And, why the similarity to such an extent? e.g: Why would a transition-procedure ("data-transfer specification") be denoted with the same letter Gi both in Da80, and copycat82?
copycat82 is self-contradictory. Transitions start as soon as enabled, as E-nets do. So next, what could it mean when copycat82 also claims that in later simulation studies, time-Petri-nets could be adopted? This suggests yet further imitation, and it is self-contradictory, because if you start the macro-transitions "as soon as enabled, and remove tokens from the input locations immediately" as the standard behavior, next, what is left for a time-Petri net to tell? The copycat82 attempt/claim to merge the two, is degenerate, with Min=Max=0.
The X-transition is for evaluating a (resolution) procedure. With a verifier, this may reduce the explored state-space (i.e: prune untakeable paths). Da80 formalizes/maps a hybrid net-reduction approach (reduce a net to a procedure), through a distinction between the Petri net events and internal events (basic automaton vs. context automaton). On preference, more of the internal events may get verified with the reachability-test, if a resolution-procedure is implemented in net, basic automaton (an FSA, or the Petri net). Or, the vice versa, to reduce the net. Next, copycat82 is worse than trivial, because copycat82 is not really verifiable "unless" with an extreme (junk) complexity.

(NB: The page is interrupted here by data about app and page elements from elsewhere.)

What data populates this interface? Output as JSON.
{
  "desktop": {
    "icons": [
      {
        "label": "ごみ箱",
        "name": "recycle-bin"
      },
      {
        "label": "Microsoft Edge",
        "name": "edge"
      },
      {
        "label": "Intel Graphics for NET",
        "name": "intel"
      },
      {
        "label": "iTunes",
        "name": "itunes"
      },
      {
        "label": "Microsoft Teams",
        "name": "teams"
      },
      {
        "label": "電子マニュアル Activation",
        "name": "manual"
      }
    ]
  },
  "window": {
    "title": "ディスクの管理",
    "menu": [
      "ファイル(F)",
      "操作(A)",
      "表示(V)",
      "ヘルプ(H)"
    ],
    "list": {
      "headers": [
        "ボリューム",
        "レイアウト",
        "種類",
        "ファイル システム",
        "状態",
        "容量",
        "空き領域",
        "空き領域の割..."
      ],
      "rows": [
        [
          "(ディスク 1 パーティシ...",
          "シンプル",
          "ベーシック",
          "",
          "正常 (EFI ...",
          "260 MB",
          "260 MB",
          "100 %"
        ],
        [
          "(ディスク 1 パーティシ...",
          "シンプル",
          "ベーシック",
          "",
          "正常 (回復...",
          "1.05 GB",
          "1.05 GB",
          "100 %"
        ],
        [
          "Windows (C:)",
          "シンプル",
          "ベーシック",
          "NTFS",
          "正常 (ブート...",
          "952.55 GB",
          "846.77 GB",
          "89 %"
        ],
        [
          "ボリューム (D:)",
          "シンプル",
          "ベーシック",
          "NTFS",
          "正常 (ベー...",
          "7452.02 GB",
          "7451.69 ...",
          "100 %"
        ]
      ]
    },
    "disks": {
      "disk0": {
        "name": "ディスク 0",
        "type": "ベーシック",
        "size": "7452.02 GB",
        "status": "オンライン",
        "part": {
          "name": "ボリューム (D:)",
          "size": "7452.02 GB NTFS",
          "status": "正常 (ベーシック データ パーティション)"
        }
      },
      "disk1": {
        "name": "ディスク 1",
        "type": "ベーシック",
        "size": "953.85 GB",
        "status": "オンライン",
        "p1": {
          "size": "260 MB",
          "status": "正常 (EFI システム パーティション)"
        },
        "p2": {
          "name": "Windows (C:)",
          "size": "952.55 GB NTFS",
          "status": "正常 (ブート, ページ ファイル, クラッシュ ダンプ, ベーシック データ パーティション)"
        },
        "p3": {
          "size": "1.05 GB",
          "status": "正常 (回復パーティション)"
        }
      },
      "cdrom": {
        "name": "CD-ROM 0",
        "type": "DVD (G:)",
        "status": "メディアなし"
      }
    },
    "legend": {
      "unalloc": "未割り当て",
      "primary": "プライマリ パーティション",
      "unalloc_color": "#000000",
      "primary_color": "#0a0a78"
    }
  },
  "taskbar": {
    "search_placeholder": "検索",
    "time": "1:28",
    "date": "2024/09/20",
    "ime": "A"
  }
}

Da80 is for networked systems. Its example-use is for the 'C'yclades transport protocol - the capital 'C'. By comparison, 'c'opycat82 is the small-case 'c', as that 'c' may mean 'c'harge d'affaires (the 2nd def. in Macmillan contemporary dictionary).
charge d'affaires ... 2. formerly, diplomatic representative sent by his country to a government to which a diplomat of higher standing, as an ambassador, is not sent.
copycat82 attempts to invoke an illusion that it studies the (lesser-studied) areas of a distributed/networked system - i.e: the application, and operating systems layers, but then, does not deal with any of the difficulties of those layers, either. i.e: copycat82 ignores the legacy before it (hardware system, network layers, etc.), but without adding any new capabilities, either. As such, it is only less-capable, never more.
Therefore, Da80 is important, for our proof of plagiarism, as either the very source, and/or as a pointer to what already existed, two years before copycat82 - upon which a new Ph.D. nominee, was expected to improve, instead of degenerate it.